Cowen has also introduced its “heatmap” technology in Europe, a routing logic which maximises the efficiency of dark pool liquidity sourcing.
“We have a dark heat map for individual stocks which is unique,” added Campbell.
The firm said stock-specific routing and intraday machine learning technology means clients can trade faster and with less market impact as a result of the heat map.
Cowen led opening ceremonies the London Stock Exchange this morning in celebration of becoming a new member firm.
Cowen Inc., a diversified financial services firm opened London markets today. Joining the Market Open ceremony as a new member firm reflects @CowenGroupInc’s commitment to serving its clients and providing access to capital markets in the UK and Europe. https://t.co/JLzbXlcCa9 pic.twitter.com/VNXvvmOmUM— London Stock Exchange (@LSEplc) January 24, 2020
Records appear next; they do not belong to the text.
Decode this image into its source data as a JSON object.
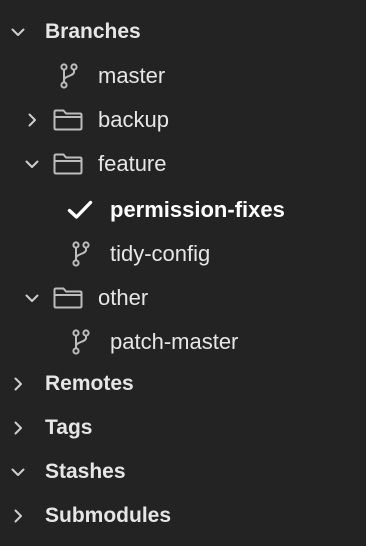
{
  "sidebar": {
    "branches": {
      "label": "Branches",
      "expanded": true,
      "items": [
        {
          "label": "master",
          "icon": "branch-icon"
        },
        {
          "label": "backup",
          "icon": "folder-icon",
          "expanded": false
        },
        {
          "label": "feature",
          "icon": "folder-icon",
          "expanded": true,
          "children": [
            {
              "label": "permission-fixes",
              "icon": "checkmark-icon",
              "current": true
            },
            {
              "label": "tidy-config",
              "icon": "branch-icon"
            }
          ]
        },
        {
          "label": "other",
          "icon": "folder-icon",
          "expanded": true,
          "children": [
            {
              "label": "patch-master",
              "icon": "branch-icon"
            }
          ]
        }
      ]
    },
    "remotes": {
      "label": "Remotes",
      "expanded": false
    },
    "tags": {
      "label": "Tags",
      "expanded": false
    },
    "stashes": {
      "label": "Stashes",
      "expanded": true
    },
    "submodules": {
      "label": "Submodules",
      "expanded": false
    }
  }
}
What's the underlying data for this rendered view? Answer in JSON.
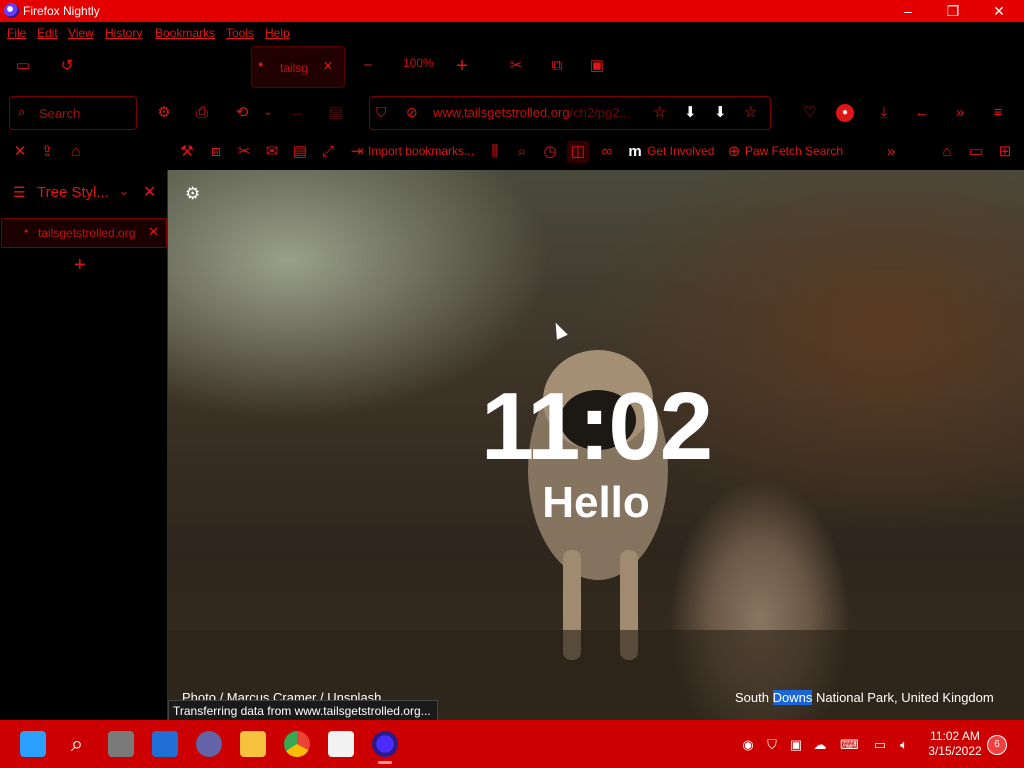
{
  "window": {
    "title": "Firefox Nightly",
    "minimize": "–",
    "maximize": "❐",
    "close": "✕"
  },
  "menu": {
    "file": "File",
    "edit": "Edit",
    "view": "View",
    "history": "History",
    "bookmarks": "Bookmarks",
    "tools": "Tools",
    "help": "Help"
  },
  "tabbar": {
    "tab_title": "tailsg",
    "zoom": "100%"
  },
  "navbar": {
    "search_placeholder": "Search",
    "url_host": "www.tailsgetstrolled.org",
    "url_path": "/ch2/pg2..."
  },
  "bookmarks": {
    "import": "Import bookmarks...",
    "get_involved": "Get Involved",
    "paw_fetch": "Paw Fetch Search"
  },
  "sidebar": {
    "title": "Tree Styl...",
    "tab_title": "tailsgetstrolled.org",
    "new_tab": "+"
  },
  "newtab": {
    "time": "11:02",
    "greeting": "Hello",
    "photo_credit": "Photo / Marcus Cramer / Unsplash",
    "location_prefix": "South ",
    "location_highlight": "Downs",
    "location_suffix": " National Park, United Kingdom"
  },
  "status": {
    "text": "Transferring data from www.tailsgetstrolled.org..."
  },
  "taskbar": {
    "time": "11:02 AM",
    "date": "3/15/2022",
    "notifications": "6"
  },
  "colors": {
    "accent": "#e50000",
    "menu_text": "#e01515",
    "taskbar": "#cc0000",
    "highlight": "#1a66d9"
  }
}
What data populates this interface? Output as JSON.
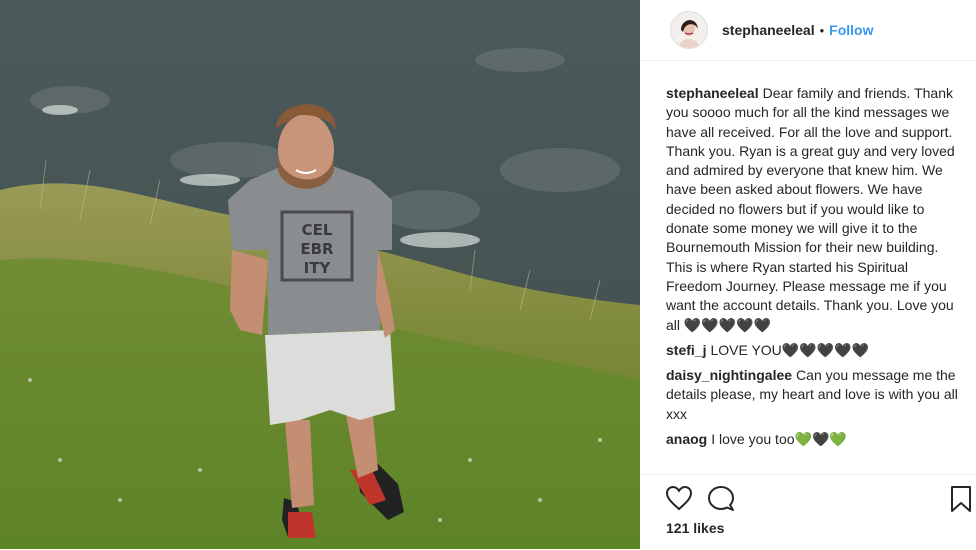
{
  "post": {
    "username": "stephaneeleal",
    "separator": "•",
    "follow_label": "Follow",
    "caption_user": "stephaneeleal",
    "caption_text": "Dear family and friends. Thank you soooo much for all the kind messages we have all received. For all the love and support. Thank you. Ryan is a great guy and very loved and admired by everyone that knew him. We have been asked about flowers. We have decided no flowers but if you would like to donate some money we will give it to the Bournemouth Mission for their new building. This is where Ryan started his Spiritual Freedom Journey. Please message me if you want the account details. Thank you. Love you all 🖤🖤🖤🖤🖤",
    "likes": "121 likes"
  },
  "photo": {
    "shirt_text_1": "CEL",
    "shirt_text_2": "EBR",
    "shirt_text_3": "ITY"
  },
  "comments": [
    {
      "user": "stefi_j",
      "text": "LOVE YOU🖤🖤🖤🖤🖤"
    },
    {
      "user": "daisy_nightingalee",
      "text": "Can you message me the details please, my heart and love is with you all xxx"
    },
    {
      "user": "anaog",
      "text": "I love you too💚🖤💚"
    }
  ],
  "icons": {
    "like": "heart-icon",
    "comment": "comment-icon",
    "save": "bookmark-icon"
  },
  "colors": {
    "follow": "#3897f0",
    "text": "#262626",
    "divider": "#efefef"
  }
}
Charney said “Today, with over 180 professionals in nine European cities, including 63 professionals here in London, we have built a full service, cross-border, capital markets, investment banking and research solution for our clients. Additionally, through the successful integration of several acquisitions, we have ensured that our markets business is at scale and able to excel under MiFID II.”
He continued that Cowen has aggressive ambitions to grow outside the US in areas including prime brokerage, securities financing, outsourced trading and derivatives.
“Cowen is the fastest growing electronic trading firm in the US and we see the same enthusiasm in Europe,” Carney added.